USA Today reported that under Sen. John McCain's health-care plan, "[a]bout 4.6 million more people would gain coverage by 2013, the Urban Institute and Brookings Institution Tax Policy Center say," but it did not point out that the TPC also reported that after 2013, "the number of uninsured would creep upward." According to the TPC analysis, by 2018, the number of people covered would be only 2 million more than would have been covered that year without McCain's plan.
USA Today reported, "Less than three weeks before the November election, the Democratic and Republican presidential campaigns are trading accusations of voter fraud and voter suppression and gearing up for possible court battles over the outcome." The rest of USA Today's report focused on allegations that ACORN demonstrated "a pattern of submitting fraudulent voter registrations," providing no examples of allegations of voter suppression, even though there have been numerous reported instances in battleground states.
In reporting on Sen. John McCain's October 16 appearance on The Late Show with David Letterman, several media outlets noted McCain's response to a question about his association with Watergate break-in figure G. Gordon Liddy that Liddy "paid his debt, he went to prison." However, none of these outlets noted other controversial actions by Liddy, which McCain did not mention, let alone denounce, on Letterman's show, including multiple instances of reportedly advising his radio show audience on the best way to shoot Bureau of Alcohol, Tobacco, and Firearms agents -- statements that were reportedly made long after Liddy left prison.

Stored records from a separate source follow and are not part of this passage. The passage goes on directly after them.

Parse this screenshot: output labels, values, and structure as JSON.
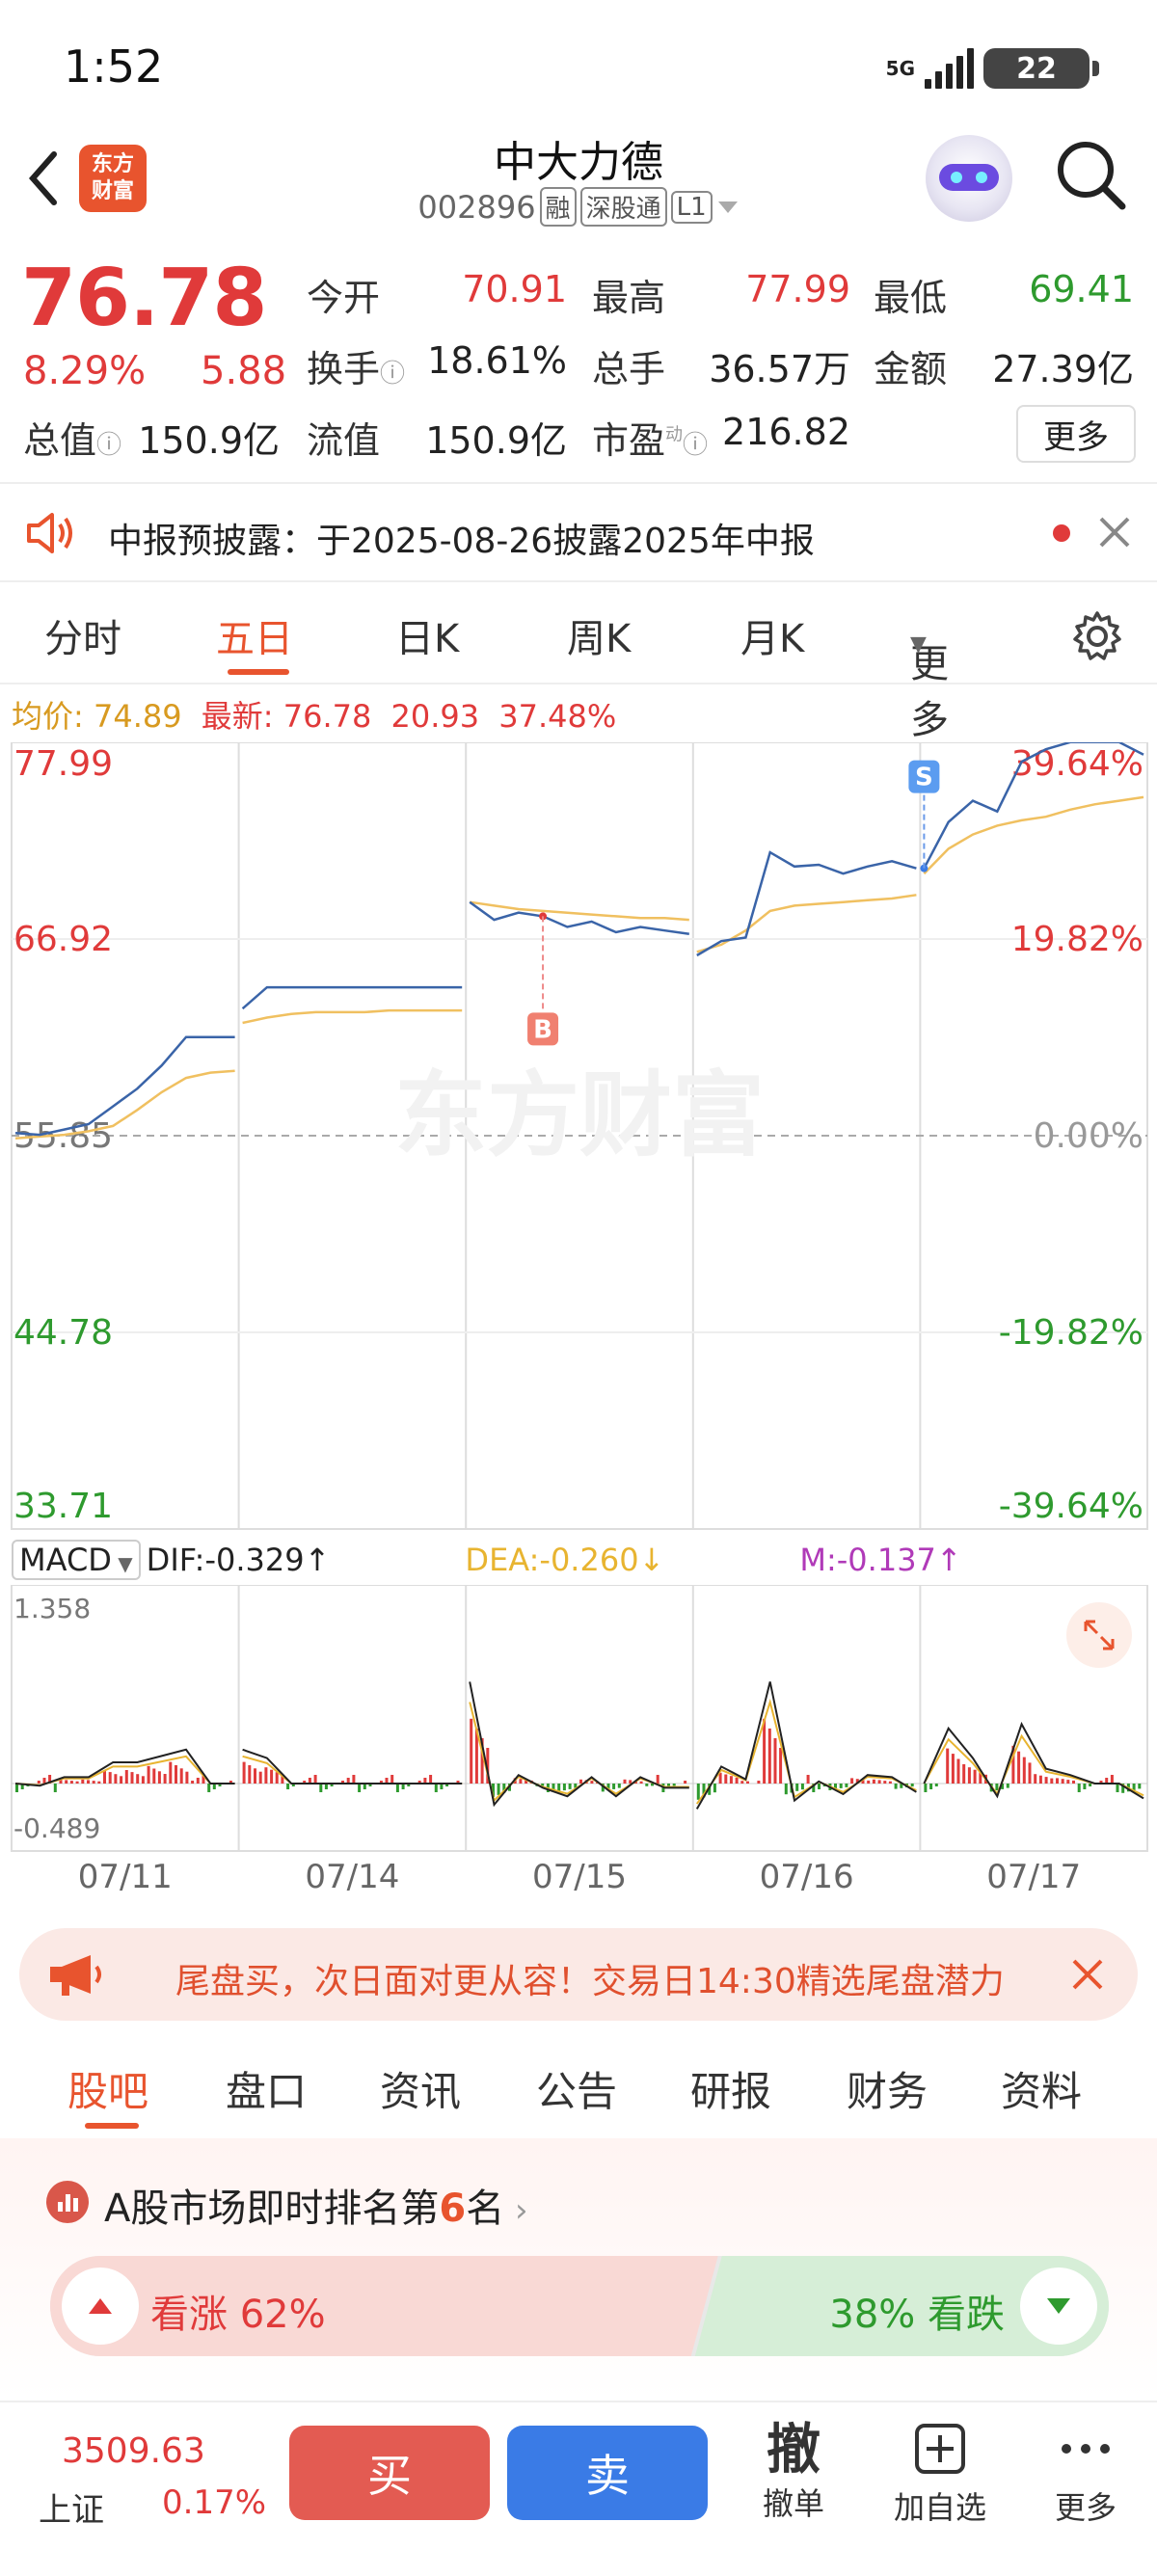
{
  "status": {
    "time": "1:52",
    "network": "5G",
    "battery": "22"
  },
  "header": {
    "logo_line1": "东方",
    "logo_line2": "财富",
    "stock_name": "中大力德",
    "stock_code": "002896",
    "tags": [
      "融",
      "深股通",
      "L1"
    ]
  },
  "quote": {
    "price": "76.78",
    "change_pct": "8.29%",
    "change_amt": "5.88",
    "open_label": "今开",
    "open": "70.91",
    "high_label": "最高",
    "high": "77.99",
    "low_label": "最低",
    "low": "69.41",
    "turnover_label": "换手",
    "turnover": "18.61%",
    "volume_label": "总手",
    "volume": "36.57万",
    "amount_label": "金额",
    "amount": "27.39亿",
    "mktcap_label": "总值",
    "mktcap": "150.9亿",
    "float_label": "流值",
    "float_cap": "150.9亿",
    "pe_label": "市盈",
    "pe_sup": "动",
    "pe": "216.82",
    "more": "更多"
  },
  "notice": {
    "text": "中报预披露：于2025-08-26披露2025年中报"
  },
  "tabs": [
    "分时",
    "五日",
    "日K",
    "周K",
    "月K",
    "更多"
  ],
  "active_tab": "五日",
  "chart_info": {
    "avg_label": "均价:",
    "avg": "74.89",
    "latest_label": "最新:",
    "latest": "76.78",
    "chg": "20.93",
    "pct": "37.48%"
  },
  "chart_data": {
    "type": "line",
    "x_labels": [
      "07/11",
      "07/14",
      "07/15",
      "07/16",
      "07/17"
    ],
    "y_left_ticks": [
      "77.99",
      "66.92",
      "55.85",
      "44.78",
      "33.71"
    ],
    "y_right_ticks": [
      "39.64%",
      "19.82%",
      "0.00%",
      "-19.82%",
      "-39.64%"
    ],
    "ylim": [
      33.71,
      77.99
    ],
    "base_price": 55.85,
    "watermark": "东方财富",
    "markers": [
      {
        "label": "B",
        "day": "07/15"
      },
      {
        "label": "S",
        "day": "07/17"
      }
    ],
    "series": [
      {
        "name": "price",
        "values": [
          56.0,
          55.9,
          56.2,
          56.5,
          57.5,
          58.5,
          59.8,
          61.4,
          61.4,
          61.4,
          63.0,
          64.2,
          64.2,
          64.2,
          64.2,
          64.2,
          64.2,
          64.2,
          64.2,
          64.2,
          69.0,
          68.0,
          68.4,
          68.2,
          67.6,
          67.9,
          67.3,
          67.6,
          67.4,
          67.2,
          66.0,
          66.8,
          67.0,
          71.8,
          71.0,
          71.1,
          70.6,
          71.0,
          71.3,
          70.9,
          70.9,
          73.5,
          74.7,
          74.1,
          76.9,
          77.6,
          78.0,
          78.0,
          78.0,
          77.3
        ]
      },
      {
        "name": "avg",
        "values": [
          55.7,
          55.8,
          55.9,
          56.1,
          56.4,
          57.3,
          58.3,
          59.1,
          59.4,
          59.5,
          62.2,
          62.5,
          62.7,
          62.8,
          62.8,
          62.8,
          62.9,
          62.9,
          62.9,
          62.9,
          69.0,
          68.8,
          68.6,
          68.5,
          68.4,
          68.3,
          68.2,
          68.1,
          68.1,
          68.0,
          66.2,
          66.6,
          67.4,
          68.5,
          68.8,
          68.9,
          69.0,
          69.1,
          69.2,
          69.4,
          70.6,
          72.0,
          72.8,
          73.3,
          73.6,
          73.8,
          74.2,
          74.5,
          74.7,
          74.9
        ]
      }
    ]
  },
  "macd": {
    "label": "MACD",
    "dif": "DIF:-0.329↑",
    "dea": "DEA:-0.260↓",
    "m": "M:-0.137↑",
    "ymax": "1.358",
    "ymin": "-0.489"
  },
  "promo": {
    "text": "尾盘买，次日面对更从容！交易日14:30精选尾盘潜力"
  },
  "subtabs": [
    "股吧",
    "盘口",
    "资讯",
    "公告",
    "研报",
    "财务",
    "资料"
  ],
  "rank": {
    "prefix": "A股市场即时排名第",
    "num": "6",
    "suffix": "名"
  },
  "vote": {
    "up_label": "看涨",
    "up_pct": "62%",
    "down_pct": "38%",
    "down_label": "看跌",
    "up_share": 0.62
  },
  "bottom": {
    "index_value": "3509.63",
    "index_name": "上证",
    "index_pct": "0.17%",
    "buy": "买",
    "sell": "卖",
    "cancel_icon": "撤",
    "cancel": "撤单",
    "add": "加自选",
    "more": "更多"
  },
  "colors": {
    "up": "#e03a3a",
    "down": "#2e9a2e",
    "accent": "#e8542e",
    "price_line": "#3a64a8",
    "avg_line": "#f0c060"
  }
}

USA Today reported that a Vets for Freedom ad "says [Sen. Barack] Obama missed nearly half the Senate's votes but showed up 'to vote against emergency funding for our troops' " and went on to assert: "Obama and [Sen. John] McCain each have voted for bills that include troop funding. Obama said he opposed one such bill in May 2007 because it did not set a timetable for removing U.S. troops from Iraq." However, USA Today did not report that McCain himself voted against legislation to fund the wars in Afghanistan and Iraq.
Numerous media outlets quoted or aired all or part of a statement Sen. John McCain made criticizing Sen. Barack Obama for giving a "political speech" in Berlin while "a candidate for the office of the presidency," but none noted that McCain himself gave a "political speech" in a foreign country last month, speaking to the Economic Club of Toronto in Ottawa, Canada, on a trip paid for by his presidential campaign.
In an article about appearances by Sens. John McCain and Barack Obama at the LULAC conference, USA Today reported that McCain "began placing more of an emphasis on border security during the primaries." But McCain's current position "to secure the borders first" is not just a change of "emphasis"; it is at odds with his prior position that border security could not be disaggregated from other aspects of immigration reform without being rendered ineffective.
A USA Today article quoted Tucker Bounds, a spokesman for Sen. John McCain, who said, "Unlike Barack Obama, John McCain believes in keeping his word to the American people, and he will undergo public financing for the general election." But the article did not note that while the McCain campaign, through Bounds, now says McCain will not opt out of public financing because he is "keeping his word to the American people," McCain himself previously indicated that his decision over whether to take public financing if Obama opted out would depend not on "keeping his word" but on whether it would be financially prudent to do so. Indeed, McCain senior adviser Charlie Black reportedly said, "We could sit down in July or August and say, 'Hey, we're raising a lot of money and maybe we should forgo it.' ... We don't have enough data."